** Data under study follows **

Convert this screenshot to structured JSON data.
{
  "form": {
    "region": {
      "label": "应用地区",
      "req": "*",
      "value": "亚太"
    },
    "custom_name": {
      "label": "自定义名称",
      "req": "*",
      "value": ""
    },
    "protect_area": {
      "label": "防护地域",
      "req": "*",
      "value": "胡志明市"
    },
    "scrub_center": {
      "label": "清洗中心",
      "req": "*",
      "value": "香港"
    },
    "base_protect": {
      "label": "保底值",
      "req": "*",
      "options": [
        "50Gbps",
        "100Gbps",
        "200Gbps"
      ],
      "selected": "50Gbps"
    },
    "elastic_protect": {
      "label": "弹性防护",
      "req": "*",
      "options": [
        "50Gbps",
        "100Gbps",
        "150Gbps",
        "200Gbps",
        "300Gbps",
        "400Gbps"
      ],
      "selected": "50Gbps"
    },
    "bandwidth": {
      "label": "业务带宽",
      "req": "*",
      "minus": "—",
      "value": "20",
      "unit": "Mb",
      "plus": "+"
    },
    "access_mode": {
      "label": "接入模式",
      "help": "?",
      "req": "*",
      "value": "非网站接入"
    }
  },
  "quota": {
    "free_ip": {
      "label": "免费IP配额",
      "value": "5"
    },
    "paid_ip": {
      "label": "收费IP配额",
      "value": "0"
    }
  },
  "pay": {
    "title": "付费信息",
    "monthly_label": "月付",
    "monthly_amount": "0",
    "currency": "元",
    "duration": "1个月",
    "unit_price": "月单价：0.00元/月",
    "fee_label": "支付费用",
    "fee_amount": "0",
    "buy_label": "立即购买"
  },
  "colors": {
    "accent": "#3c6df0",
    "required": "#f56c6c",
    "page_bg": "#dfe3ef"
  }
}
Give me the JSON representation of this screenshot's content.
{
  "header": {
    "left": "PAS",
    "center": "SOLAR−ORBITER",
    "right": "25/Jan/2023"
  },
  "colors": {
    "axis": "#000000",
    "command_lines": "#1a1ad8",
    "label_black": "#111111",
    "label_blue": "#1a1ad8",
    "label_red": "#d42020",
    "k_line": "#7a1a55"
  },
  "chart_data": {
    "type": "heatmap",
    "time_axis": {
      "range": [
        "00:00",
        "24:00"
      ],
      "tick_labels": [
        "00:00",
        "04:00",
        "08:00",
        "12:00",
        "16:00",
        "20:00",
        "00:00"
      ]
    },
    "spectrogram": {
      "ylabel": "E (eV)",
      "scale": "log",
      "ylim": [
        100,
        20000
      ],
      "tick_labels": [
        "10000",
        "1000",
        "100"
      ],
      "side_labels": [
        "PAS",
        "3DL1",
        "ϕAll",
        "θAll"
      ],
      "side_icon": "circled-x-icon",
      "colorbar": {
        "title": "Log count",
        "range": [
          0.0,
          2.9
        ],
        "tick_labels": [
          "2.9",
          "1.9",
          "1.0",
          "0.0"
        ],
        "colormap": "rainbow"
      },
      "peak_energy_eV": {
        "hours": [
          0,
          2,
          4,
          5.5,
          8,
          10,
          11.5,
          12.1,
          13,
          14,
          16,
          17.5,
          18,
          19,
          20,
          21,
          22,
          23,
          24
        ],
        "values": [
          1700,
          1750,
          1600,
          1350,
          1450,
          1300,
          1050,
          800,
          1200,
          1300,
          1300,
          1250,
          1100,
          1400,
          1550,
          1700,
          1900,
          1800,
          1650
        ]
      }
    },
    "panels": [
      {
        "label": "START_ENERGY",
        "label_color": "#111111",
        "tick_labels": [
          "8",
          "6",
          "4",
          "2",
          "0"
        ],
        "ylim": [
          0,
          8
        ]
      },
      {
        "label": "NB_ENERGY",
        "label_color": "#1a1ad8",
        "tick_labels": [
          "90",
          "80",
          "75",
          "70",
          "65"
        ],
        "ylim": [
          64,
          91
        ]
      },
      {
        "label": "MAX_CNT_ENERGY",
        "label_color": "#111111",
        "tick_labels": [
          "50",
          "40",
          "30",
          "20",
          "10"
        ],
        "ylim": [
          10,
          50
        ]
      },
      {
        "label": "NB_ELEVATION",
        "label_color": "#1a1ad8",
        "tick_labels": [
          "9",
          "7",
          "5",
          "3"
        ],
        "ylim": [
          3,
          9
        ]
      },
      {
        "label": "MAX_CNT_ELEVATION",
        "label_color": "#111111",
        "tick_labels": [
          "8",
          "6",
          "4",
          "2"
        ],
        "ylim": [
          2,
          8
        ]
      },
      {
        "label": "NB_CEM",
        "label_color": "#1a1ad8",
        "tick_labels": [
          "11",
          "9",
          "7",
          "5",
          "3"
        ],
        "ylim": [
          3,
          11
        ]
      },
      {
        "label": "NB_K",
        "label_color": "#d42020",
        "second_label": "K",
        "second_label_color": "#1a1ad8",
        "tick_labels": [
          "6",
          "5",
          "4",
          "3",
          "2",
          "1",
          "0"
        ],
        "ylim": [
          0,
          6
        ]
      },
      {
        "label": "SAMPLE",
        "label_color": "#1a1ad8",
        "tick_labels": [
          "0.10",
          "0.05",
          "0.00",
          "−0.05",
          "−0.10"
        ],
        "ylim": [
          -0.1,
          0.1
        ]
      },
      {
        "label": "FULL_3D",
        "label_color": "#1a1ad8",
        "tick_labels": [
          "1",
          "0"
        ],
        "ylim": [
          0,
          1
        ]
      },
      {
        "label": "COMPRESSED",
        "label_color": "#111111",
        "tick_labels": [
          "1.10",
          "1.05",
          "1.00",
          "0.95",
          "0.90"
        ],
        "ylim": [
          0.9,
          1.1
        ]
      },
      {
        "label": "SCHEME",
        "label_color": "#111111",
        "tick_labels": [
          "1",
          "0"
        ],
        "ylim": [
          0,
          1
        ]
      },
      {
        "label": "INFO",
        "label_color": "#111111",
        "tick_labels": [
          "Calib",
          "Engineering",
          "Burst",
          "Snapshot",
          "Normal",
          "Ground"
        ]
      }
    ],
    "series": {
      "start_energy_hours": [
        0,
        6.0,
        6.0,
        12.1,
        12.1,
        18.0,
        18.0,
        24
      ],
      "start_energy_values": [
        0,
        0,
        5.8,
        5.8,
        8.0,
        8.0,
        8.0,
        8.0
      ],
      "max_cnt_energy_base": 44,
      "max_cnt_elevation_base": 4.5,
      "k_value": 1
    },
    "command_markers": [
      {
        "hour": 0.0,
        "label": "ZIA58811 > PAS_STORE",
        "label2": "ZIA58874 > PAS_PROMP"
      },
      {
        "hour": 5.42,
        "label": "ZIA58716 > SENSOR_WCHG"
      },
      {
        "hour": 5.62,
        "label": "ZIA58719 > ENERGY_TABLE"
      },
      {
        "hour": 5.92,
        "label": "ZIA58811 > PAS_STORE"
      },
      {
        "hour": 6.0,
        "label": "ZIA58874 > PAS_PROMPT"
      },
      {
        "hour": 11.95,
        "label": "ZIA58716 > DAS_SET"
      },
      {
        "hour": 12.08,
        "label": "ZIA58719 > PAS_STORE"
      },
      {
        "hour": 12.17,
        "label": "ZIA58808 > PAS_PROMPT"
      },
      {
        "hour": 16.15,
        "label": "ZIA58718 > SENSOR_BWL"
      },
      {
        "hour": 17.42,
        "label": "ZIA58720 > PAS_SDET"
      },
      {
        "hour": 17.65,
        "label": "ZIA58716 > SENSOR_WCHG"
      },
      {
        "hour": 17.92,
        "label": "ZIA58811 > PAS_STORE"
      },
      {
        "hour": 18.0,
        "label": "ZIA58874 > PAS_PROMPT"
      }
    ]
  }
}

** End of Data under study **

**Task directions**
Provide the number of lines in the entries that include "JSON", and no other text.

**Exercise output**
2